Assigned task:
Word for word, reproduce all entries below, leaving every picture out.

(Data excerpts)
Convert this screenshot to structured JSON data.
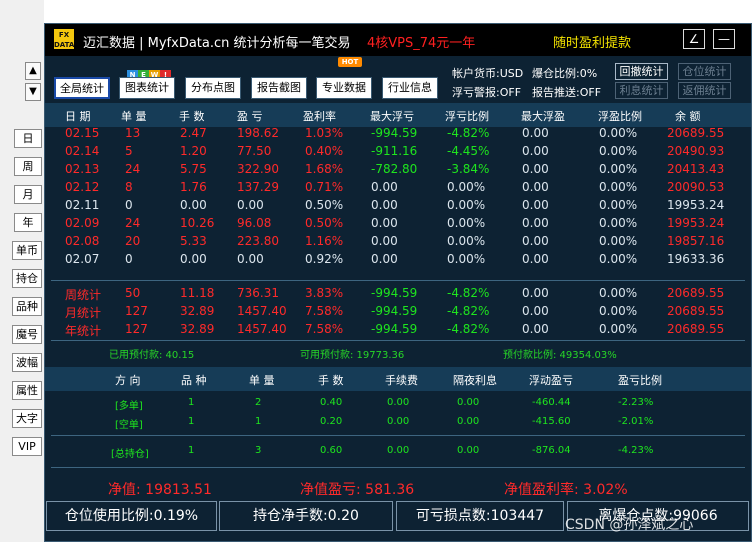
{
  "sidebar": {
    "up": "▲",
    "down": "▼",
    "items": [
      "日",
      "周",
      "月",
      "年",
      "单币",
      "持仓",
      "品种",
      "魔号",
      "波幅",
      "属性",
      "大字",
      "VIP"
    ]
  },
  "titlebar": {
    "logo_top": "FX",
    "logo_bottom": "DATA",
    "app": "迈汇数据 | MyfxData.cn   统计分析每一笔交易",
    "promo1": "4核VPS_74元一年",
    "promo2": "随时盈利提款",
    "btn1": "∠",
    "btn2": "—"
  },
  "toolbar": {
    "buttons": [
      "全局统计",
      "图表统计",
      "分布点图",
      "报告截图",
      "专业数据",
      "行业信息"
    ],
    "new_badge": [
      "N",
      "E",
      "W",
      "!"
    ],
    "hot_badge": "HOT"
  },
  "account": {
    "currency": "帐户货币:USD",
    "hedge_ratio": "爆仓比例:0%",
    "float_alert": "浮亏警报:OFF",
    "report_push": "报告推送:OFF",
    "btns": [
      "回撤统计",
      "仓位统计",
      "利息统计",
      "返佣统计"
    ]
  },
  "table1": {
    "headers": [
      "日 期",
      "单 量",
      "手 数",
      "盈 亏",
      "盈利率",
      "最大浮亏",
      "浮亏比例",
      "最大浮盈",
      "浮盈比例",
      "余 额"
    ],
    "rows": [
      {
        "c": "red",
        "v": [
          "02.15",
          "13",
          "2.47",
          "198.62",
          "1.03%",
          "-994.59",
          "-4.82%",
          "0.00",
          "0.00%",
          "20689.55"
        ]
      },
      {
        "c": "red",
        "v": [
          "02.14",
          "5",
          "1.20",
          "77.50",
          "0.40%",
          "-911.16",
          "-4.45%",
          "0.00",
          "0.00%",
          "20490.93"
        ]
      },
      {
        "c": "red",
        "v": [
          "02.13",
          "24",
          "5.75",
          "322.90",
          "1.68%",
          "-782.80",
          "-3.84%",
          "0.00",
          "0.00%",
          "20413.43"
        ]
      },
      {
        "c": "red",
        "v": [
          "02.12",
          "8",
          "1.76",
          "137.29",
          "0.71%",
          "0.00",
          "0.00%",
          "0.00",
          "0.00%",
          "20090.53"
        ]
      },
      {
        "c": "wht",
        "v": [
          "02.11",
          "0",
          "0.00",
          "0.00",
          "0.50%",
          "0.00",
          "0.00%",
          "0.00",
          "0.00%",
          "19953.24"
        ]
      },
      {
        "c": "red",
        "v": [
          "02.09",
          "24",
          "10.26",
          "96.08",
          "0.50%",
          "0.00",
          "0.00%",
          "0.00",
          "0.00%",
          "19953.24"
        ]
      },
      {
        "c": "red",
        "v": [
          "02.08",
          "20",
          "5.33",
          "223.80",
          "1.16%",
          "0.00",
          "0.00%",
          "0.00",
          "0.00%",
          "19857.16"
        ]
      },
      {
        "c": "wht",
        "v": [
          "02.07",
          "0",
          "0.00",
          "0.00",
          "0.92%",
          "0.00",
          "0.00%",
          "0.00",
          "0.00%",
          "19633.36"
        ]
      }
    ],
    "summary": [
      {
        "v": [
          "周统计",
          "50",
          "11.18",
          "736.31",
          "3.83%",
          "-994.59",
          "-4.82%",
          "0.00",
          "0.00%",
          "20689.55"
        ]
      },
      {
        "v": [
          "月统计",
          "127",
          "32.89",
          "1457.40",
          "7.58%",
          "-994.59",
          "-4.82%",
          "0.00",
          "0.00%",
          "20689.55"
        ]
      },
      {
        "v": [
          "年统计",
          "127",
          "32.89",
          "1457.40",
          "7.58%",
          "-994.59",
          "-4.82%",
          "0.00",
          "0.00%",
          "20689.55"
        ]
      }
    ]
  },
  "margin": {
    "used": "已用预付款: 40.15",
    "free": "可用预付款: 19773.36",
    "ratio": "预付款比例: 49354.03%"
  },
  "table2": {
    "headers": [
      "方 向",
      "品 种",
      "单 量",
      "手 数",
      "手续费",
      "隔夜利息",
      "浮动盈亏",
      "盈亏比例"
    ],
    "rows": [
      {
        "v": [
          "[多单]",
          "1",
          "2",
          "0.40",
          "0.00",
          "0.00",
          "-460.44",
          "-2.23%"
        ]
      },
      {
        "v": [
          "[空单]",
          "1",
          "1",
          "0.20",
          "0.00",
          "0.00",
          "-415.60",
          "-2.01%"
        ]
      }
    ],
    "total": {
      "v": [
        "[总持仓]",
        "1",
        "3",
        "0.60",
        "0.00",
        "0.00",
        "-876.04",
        "-4.23%"
      ]
    }
  },
  "equity": {
    "net": "净值: 19813.51",
    "pnl": "净值盈亏: 581.36",
    "rate": "净值盈利率: 3.02%"
  },
  "bottom": {
    "pos_ratio": "仓位使用比例:0.19%",
    "net_lots": "持仓净手数:0.20",
    "loss_points": "可亏损点数:103447",
    "margin_call": "离爆仓点数:99066"
  },
  "watermark": "CSDN @孙泽斌之心",
  "colors": {
    "bg": "#0d2233",
    "header_band": "#163c57",
    "red": "#ff2a2a",
    "green": "#1ee51e",
    "yellow": "#f2e200"
  }
}
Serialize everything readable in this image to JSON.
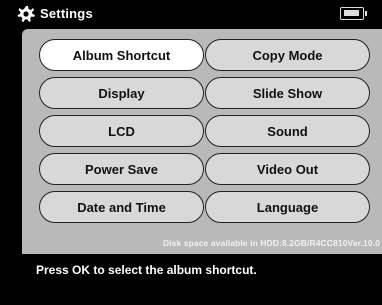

Written reply:
Convert this screenshot to structured JSON data.
{
  "sidebar": {
    "up": "▲",
    "down": "▼",
    "items": [
      "日",
      "周",
      "月",
      "年",
      "单币",
      "持仓",
      "品种",
      "魔号",
      "波幅",
      "属性",
      "大字",
      "VIP"
    ]
  },
  "titlebar": {
    "logo_top": "FX",
    "logo_bottom": "DATA",
    "app": "迈汇数据 | MyfxData.cn   统计分析每一笔交易",
    "promo1": "4核VPS_74元一年",
    "promo2": "随时盈利提款",
    "btn1": "∠",
    "btn2": "—"
  },
  "toolbar": {
    "buttons": [
      "全局统计",
      "图表统计",
      "分布点图",
      "报告截图",
      "专业数据",
      "行业信息"
    ],
    "new_badge": [
      "N",
      "E",
      "W",
      "!"
    ],
    "hot_badge": "HOT"
  },
  "account": {
    "currency": "帐户货币:USD",
    "hedge_ratio": "爆仓比例:0%",
    "float_alert": "浮亏警报:OFF",
    "report_push": "报告推送:OFF",
    "btns": [
      "回撤统计",
      "仓位统计",
      "利息统计",
      "返佣统计"
    ]
  },
  "table1": {
    "headers": [
      "日 期",
      "单 量",
      "手 数",
      "盈 亏",
      "盈利率",
      "最大浮亏",
      "浮亏比例",
      "最大浮盈",
      "浮盈比例",
      "余 额"
    ],
    "rows": [
      {
        "c": "red",
        "v": [
          "02.15",
          "13",
          "2.47",
          "198.62",
          "1.03%",
          "-994.59",
          "-4.82%",
          "0.00",
          "0.00%",
          "20689.55"
        ]
      },
      {
        "c": "red",
        "v": [
          "02.14",
          "5",
          "1.20",
          "77.50",
          "0.40%",
          "-911.16",
          "-4.45%",
          "0.00",
          "0.00%",
          "20490.93"
        ]
      },
      {
        "c": "red",
        "v": [
          "02.13",
          "24",
          "5.75",
          "322.90",
          "1.68%",
          "-782.80",
          "-3.84%",
          "0.00",
          "0.00%",
          "20413.43"
        ]
      },
      {
        "c": "red",
        "v": [
          "02.12",
          "8",
          "1.76",
          "137.29",
          "0.71%",
          "0.00",
          "0.00%",
          "0.00",
          "0.00%",
          "20090.53"
        ]
      },
      {
        "c": "wht",
        "v": [
          "02.11",
          "0",
          "0.00",
          "0.00",
          "0.50%",
          "0.00",
          "0.00%",
          "0.00",
          "0.00%",
          "19953.24"
        ]
      },
      {
        "c": "red",
        "v": [
          "02.09",
          "24",
          "10.26",
          "96.08",
          "0.50%",
          "0.00",
          "0.00%",
          "0.00",
          "0.00%",
          "19953.24"
        ]
      },
      {
        "c": "red",
        "v": [
          "02.08",
          "20",
          "5.33",
          "223.80",
          "1.16%",
          "0.00",
          "0.00%",
          "0.00",
          "0.00%",
          "19857.16"
        ]
      },
      {
        "c": "wht",
        "v": [
          "02.07",
          "0",
          "0.00",
          "0.00",
          "0.92%",
          "0.00",
          "0.00%",
          "0.00",
          "0.00%",
          "19633.36"
        ]
      }
    ],
    "summary": [
      {
        "v": [
          "周统计",
          "50",
          "11.18",
          "736.31",
          "3.83%",
          "-994.59",
          "-4.82%",
          "0.00",
          "0.00%",
          "20689.55"
        ]
      },
      {
        "v": [
          "月统计",
          "127",
          "32.89",
          "1457.40",
          "7.58%",
          "-994.59",
          "-4.82%",
          "0.00",
          "0.00%",
          "20689.55"
        ]
      },
      {
        "v": [
          "年统计",
          "127",
          "32.89",
          "1457.40",
          "7.58%",
          "-994.59",
          "-4.82%",
          "0.00",
          "0.00%",
          "20689.55"
        ]
      }
    ]
  },
  "margin": {
    "used": "已用预付款: 40.15",
    "free": "可用预付款: 19773.36",
    "ratio": "预付款比例: 49354.03%"
  },
  "table2": {
    "headers": [
      "方 向",
      "品 种",
      "单 量",
      "手 数",
      "手续费",
      "隔夜利息",
      "浮动盈亏",
      "盈亏比例"
    ],
    "rows": [
      {
        "v": [
          "[多单]",
          "1",
          "2",
          "0.40",
          "0.00",
          "0.00",
          "-460.44",
          "-2.23%"
        ]
      },
      {
        "v": [
          "[空单]",
          "1",
          "1",
          "0.20",
          "0.00",
          "0.00",
          "-415.60",
          "-2.01%"
        ]
      }
    ],
    "total": {
      "v": [
        "[总持仓]",
        "1",
        "3",
        "0.60",
        "0.00",
        "0.00",
        "-876.04",
        "-4.23%"
      ]
    }
  },
  "equity": {
    "net": "净值: 19813.51",
    "pnl": "净值盈亏: 581.36",
    "rate": "净值盈利率: 3.02%"
  },
  "bottom": {
    "pos_ratio": "仓位使用比例:0.19%",
    "net_lots": "持仓净手数:0.20",
    "loss_points": "可亏损点数:103447",
    "margin_call": "离爆仓点数:99066"
  },
  "watermark": "CSDN @孙泽斌之心",
  "colors": {
    "bg": "#0d2233",
    "header_band": "#163c57",
    "red": "#ff2a2a",
    "green": "#1ee51e",
    "yellow": "#f2e200"
  }
}
Serialize everything readable in this image to JSON.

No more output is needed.